Venezuela prosecutor to investigate Guaido appointments
Venezuela’s chief prosecutor said Thursday he has launched an investigation into opposition leader Juan Guaidó’s appointment of a transitional board of directors for the state oil company.
Attorney General Tarek William Saab said the appointments by Guaidó and his National Assembly are part of an illegal power grab backed by foreign governments. He also said that ambassadors of Guaidó’s self-declared interim government are being investigated as part of the probe.
“Clearly, this legislative body, through criminal means, pretends to seize national powers,” Saab said in a news conference broadcast on state TV, calling the move part of a “circus”.
Guaidó declared last month that he has a constitutional right to presidential power as head of the opposition-controlled National Assembly, calling President Nicolás Maduro’s election in May a sham. Guaidó currently has support from the United States and about 60 countries, which are urging Maduro to step down.
Saab said he’s looking into the board members who were designated on Wednesday to oversee PDVSA and its Houston-based subsidiary Citgo.
These people “will of course suffer legal consequences, as will the person who declared himself (president),” he said.
Guaidó’s representative in Washington, Carlos Vecchio, previously said that the move was taken to prevent Citgo from being “plundered by the dictatorship.”
The struggle over appointments – and thereby control of Venezuela – could come to a potentially violent head on February 23, when Guaidó says he will try to run caravans of US humanitarian aid across the Colombian border into Venezuela. The United States and other countries have also said they will send supplies through Brazil and the Caribbean island of Curaçao, while billionaire Richard Branson entered the fray and announced a benefit concert in the Colombian town of Cucuta.
Maduro has blocked the emergency food and medicine from entering and says that the intervention is part of a US coup attempt.
But the situation now puts both leaders in a tight situation: Guaidó could use successful efforts to bring in aid to regain momentum, while Maduro could be perceived as bowing to pressure if he allows the assistance to come through.

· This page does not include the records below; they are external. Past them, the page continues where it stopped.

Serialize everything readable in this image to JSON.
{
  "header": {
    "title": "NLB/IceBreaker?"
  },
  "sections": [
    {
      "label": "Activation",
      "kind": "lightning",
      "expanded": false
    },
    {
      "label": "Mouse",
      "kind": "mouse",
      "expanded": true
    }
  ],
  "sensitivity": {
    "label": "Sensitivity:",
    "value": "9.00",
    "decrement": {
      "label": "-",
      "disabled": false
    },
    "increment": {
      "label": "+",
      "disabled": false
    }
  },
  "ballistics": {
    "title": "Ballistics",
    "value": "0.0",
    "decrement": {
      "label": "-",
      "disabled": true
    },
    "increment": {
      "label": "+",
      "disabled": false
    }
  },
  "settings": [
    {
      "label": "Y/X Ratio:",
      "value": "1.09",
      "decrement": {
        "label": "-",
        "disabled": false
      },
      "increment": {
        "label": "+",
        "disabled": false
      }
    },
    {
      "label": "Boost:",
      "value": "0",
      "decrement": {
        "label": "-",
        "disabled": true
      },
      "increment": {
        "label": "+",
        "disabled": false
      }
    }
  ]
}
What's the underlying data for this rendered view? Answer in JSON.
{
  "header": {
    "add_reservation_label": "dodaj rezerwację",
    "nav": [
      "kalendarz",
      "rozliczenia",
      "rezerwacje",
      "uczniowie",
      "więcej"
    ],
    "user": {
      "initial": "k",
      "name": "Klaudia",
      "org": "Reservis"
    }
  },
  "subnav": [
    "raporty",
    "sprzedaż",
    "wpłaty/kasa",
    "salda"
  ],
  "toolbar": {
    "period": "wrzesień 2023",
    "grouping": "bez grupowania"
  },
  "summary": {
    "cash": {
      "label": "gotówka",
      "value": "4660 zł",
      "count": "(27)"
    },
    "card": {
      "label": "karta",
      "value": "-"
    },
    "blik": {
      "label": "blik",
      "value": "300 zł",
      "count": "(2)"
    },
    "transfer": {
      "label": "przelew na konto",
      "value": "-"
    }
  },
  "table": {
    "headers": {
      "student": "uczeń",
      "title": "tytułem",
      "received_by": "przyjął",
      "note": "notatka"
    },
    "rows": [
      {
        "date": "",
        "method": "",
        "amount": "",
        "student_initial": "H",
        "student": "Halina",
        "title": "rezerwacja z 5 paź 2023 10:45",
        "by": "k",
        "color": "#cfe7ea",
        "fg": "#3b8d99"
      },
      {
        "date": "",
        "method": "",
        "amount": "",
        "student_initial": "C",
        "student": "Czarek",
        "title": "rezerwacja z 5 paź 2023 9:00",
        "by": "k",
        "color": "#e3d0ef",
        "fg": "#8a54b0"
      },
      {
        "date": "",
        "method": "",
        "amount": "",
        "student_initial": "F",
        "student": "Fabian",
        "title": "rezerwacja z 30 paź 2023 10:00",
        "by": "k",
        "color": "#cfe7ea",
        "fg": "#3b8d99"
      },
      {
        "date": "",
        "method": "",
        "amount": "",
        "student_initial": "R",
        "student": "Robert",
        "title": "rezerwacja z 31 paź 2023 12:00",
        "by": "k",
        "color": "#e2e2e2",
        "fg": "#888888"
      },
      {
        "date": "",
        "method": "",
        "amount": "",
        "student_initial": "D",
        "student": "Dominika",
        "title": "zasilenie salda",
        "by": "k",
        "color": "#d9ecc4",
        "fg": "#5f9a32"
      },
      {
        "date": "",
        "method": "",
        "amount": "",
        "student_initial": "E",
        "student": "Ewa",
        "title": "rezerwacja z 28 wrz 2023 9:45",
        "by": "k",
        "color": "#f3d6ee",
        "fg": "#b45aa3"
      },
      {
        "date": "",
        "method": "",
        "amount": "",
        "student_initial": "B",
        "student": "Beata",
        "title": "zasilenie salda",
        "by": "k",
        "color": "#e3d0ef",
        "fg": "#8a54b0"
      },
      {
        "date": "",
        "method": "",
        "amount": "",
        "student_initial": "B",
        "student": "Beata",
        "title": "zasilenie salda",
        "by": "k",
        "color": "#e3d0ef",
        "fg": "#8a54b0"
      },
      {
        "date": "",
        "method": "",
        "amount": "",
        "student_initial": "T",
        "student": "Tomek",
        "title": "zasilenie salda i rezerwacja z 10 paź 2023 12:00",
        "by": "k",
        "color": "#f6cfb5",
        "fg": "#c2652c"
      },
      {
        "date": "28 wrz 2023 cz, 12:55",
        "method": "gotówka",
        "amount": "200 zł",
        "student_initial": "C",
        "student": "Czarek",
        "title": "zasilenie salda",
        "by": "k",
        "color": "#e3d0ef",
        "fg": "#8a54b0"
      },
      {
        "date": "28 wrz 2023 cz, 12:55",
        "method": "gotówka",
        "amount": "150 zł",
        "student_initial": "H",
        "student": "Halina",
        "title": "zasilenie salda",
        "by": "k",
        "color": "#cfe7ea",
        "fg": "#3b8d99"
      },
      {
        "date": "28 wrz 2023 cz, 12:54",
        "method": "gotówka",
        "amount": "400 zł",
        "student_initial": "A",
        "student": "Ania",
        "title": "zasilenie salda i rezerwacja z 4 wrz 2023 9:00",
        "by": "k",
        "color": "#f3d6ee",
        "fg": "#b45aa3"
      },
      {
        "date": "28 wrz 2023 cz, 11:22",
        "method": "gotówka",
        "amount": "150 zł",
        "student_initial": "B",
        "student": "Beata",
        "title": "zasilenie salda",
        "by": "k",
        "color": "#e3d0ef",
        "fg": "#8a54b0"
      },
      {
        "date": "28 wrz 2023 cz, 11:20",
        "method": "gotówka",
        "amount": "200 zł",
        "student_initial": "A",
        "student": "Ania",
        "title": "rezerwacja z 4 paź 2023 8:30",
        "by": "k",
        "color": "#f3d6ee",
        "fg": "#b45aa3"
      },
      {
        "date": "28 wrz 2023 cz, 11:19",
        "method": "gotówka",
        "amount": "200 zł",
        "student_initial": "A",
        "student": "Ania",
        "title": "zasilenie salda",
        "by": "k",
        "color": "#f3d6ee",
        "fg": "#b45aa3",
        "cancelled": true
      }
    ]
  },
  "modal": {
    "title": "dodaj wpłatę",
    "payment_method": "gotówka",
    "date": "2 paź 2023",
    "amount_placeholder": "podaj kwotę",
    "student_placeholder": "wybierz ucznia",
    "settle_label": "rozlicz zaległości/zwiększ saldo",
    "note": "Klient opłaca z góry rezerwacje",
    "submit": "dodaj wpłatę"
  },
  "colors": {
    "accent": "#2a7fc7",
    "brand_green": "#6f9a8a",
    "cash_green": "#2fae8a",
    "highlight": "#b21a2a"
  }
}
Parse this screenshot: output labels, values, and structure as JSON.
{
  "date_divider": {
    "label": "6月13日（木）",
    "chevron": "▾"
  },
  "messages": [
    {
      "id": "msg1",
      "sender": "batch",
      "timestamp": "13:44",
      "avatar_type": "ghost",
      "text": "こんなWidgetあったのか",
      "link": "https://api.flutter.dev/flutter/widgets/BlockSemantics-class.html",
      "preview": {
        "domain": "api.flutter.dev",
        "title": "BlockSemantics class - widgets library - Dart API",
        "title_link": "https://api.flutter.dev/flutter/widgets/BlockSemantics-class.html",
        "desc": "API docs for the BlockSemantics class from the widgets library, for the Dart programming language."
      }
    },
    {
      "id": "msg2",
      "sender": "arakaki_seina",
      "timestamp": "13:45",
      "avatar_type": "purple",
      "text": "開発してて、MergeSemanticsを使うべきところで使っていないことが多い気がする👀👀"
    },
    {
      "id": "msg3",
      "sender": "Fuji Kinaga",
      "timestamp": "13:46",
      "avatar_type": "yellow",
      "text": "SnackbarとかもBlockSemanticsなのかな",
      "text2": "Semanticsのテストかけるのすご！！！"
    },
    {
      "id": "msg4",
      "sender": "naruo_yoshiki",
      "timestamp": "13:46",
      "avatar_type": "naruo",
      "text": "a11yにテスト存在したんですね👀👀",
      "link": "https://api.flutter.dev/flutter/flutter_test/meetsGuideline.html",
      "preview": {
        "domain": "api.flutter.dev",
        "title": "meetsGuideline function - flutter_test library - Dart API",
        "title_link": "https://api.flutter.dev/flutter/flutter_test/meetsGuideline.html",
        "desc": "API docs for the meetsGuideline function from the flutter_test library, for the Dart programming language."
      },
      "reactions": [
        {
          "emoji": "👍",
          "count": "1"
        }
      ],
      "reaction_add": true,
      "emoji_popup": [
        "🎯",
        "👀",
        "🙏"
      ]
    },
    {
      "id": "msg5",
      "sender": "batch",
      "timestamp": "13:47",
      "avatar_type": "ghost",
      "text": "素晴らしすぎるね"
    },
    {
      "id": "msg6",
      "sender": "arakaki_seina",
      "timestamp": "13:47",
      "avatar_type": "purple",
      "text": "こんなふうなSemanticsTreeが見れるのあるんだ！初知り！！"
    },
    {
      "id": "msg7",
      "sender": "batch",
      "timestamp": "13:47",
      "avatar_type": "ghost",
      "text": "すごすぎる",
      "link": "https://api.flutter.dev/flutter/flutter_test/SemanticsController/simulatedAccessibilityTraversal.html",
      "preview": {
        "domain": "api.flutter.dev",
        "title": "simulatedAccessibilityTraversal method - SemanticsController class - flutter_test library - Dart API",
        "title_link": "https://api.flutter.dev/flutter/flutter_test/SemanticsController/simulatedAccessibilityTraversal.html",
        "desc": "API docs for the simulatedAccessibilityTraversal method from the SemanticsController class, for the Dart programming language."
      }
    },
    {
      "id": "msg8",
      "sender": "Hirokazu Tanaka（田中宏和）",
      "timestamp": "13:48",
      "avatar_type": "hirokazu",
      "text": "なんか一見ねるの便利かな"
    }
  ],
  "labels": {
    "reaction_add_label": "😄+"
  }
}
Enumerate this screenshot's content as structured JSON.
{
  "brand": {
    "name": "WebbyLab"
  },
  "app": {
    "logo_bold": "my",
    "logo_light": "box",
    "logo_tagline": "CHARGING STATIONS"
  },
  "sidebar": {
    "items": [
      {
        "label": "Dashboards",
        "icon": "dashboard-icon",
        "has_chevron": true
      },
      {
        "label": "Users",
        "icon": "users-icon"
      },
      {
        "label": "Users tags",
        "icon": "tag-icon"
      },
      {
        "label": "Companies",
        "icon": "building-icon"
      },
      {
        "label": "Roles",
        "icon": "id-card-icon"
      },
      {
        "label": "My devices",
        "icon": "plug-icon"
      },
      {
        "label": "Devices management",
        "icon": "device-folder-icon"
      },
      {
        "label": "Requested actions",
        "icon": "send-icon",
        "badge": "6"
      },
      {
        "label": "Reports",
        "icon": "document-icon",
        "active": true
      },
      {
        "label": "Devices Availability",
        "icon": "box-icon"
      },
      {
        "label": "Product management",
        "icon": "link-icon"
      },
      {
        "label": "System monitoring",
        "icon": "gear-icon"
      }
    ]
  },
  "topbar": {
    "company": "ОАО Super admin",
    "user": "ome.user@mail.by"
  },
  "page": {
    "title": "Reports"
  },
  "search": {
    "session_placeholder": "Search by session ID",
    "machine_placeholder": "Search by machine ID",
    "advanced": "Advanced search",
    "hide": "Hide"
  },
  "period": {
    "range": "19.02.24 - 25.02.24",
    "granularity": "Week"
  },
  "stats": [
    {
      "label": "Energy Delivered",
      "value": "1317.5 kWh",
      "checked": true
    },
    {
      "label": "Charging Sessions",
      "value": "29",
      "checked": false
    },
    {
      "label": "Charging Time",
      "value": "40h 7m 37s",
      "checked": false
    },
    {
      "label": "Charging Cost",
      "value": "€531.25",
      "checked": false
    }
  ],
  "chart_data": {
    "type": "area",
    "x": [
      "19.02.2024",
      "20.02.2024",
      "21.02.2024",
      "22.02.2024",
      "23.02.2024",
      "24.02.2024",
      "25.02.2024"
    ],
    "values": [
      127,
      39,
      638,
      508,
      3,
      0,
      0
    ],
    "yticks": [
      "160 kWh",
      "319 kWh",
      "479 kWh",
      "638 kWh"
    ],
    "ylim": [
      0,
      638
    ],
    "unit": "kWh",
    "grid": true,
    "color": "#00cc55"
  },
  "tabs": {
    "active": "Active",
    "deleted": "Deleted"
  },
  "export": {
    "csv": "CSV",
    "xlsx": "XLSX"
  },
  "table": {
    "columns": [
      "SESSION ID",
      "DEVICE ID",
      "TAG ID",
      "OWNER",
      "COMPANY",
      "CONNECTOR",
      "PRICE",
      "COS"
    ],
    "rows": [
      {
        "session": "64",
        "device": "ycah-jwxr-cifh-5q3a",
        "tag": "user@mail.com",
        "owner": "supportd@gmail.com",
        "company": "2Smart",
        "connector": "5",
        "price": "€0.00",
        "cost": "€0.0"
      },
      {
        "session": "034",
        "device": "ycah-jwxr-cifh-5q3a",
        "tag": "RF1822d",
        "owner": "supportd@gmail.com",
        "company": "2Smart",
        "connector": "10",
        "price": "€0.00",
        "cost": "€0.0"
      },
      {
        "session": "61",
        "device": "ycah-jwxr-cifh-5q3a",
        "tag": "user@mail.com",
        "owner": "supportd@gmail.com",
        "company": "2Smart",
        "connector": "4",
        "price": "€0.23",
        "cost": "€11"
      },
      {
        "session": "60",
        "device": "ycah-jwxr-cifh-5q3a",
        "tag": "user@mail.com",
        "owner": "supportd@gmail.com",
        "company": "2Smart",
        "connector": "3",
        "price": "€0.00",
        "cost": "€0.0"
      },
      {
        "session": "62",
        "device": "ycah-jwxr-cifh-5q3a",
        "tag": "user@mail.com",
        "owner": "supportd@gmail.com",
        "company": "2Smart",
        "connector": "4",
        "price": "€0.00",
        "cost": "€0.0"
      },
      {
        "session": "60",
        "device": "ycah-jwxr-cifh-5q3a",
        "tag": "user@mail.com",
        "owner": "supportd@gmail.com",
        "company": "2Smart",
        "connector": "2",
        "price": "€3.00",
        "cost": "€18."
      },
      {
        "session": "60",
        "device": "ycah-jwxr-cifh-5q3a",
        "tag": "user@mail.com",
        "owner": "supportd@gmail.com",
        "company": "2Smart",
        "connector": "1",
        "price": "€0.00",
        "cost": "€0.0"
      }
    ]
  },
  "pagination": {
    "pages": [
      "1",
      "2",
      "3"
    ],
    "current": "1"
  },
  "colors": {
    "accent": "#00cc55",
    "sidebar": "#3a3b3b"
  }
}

An oil-rich nation, Venezuela was once among Latin America’s wealthiest and politically stable nations. However, oil production has collapsed to one-third of historic output.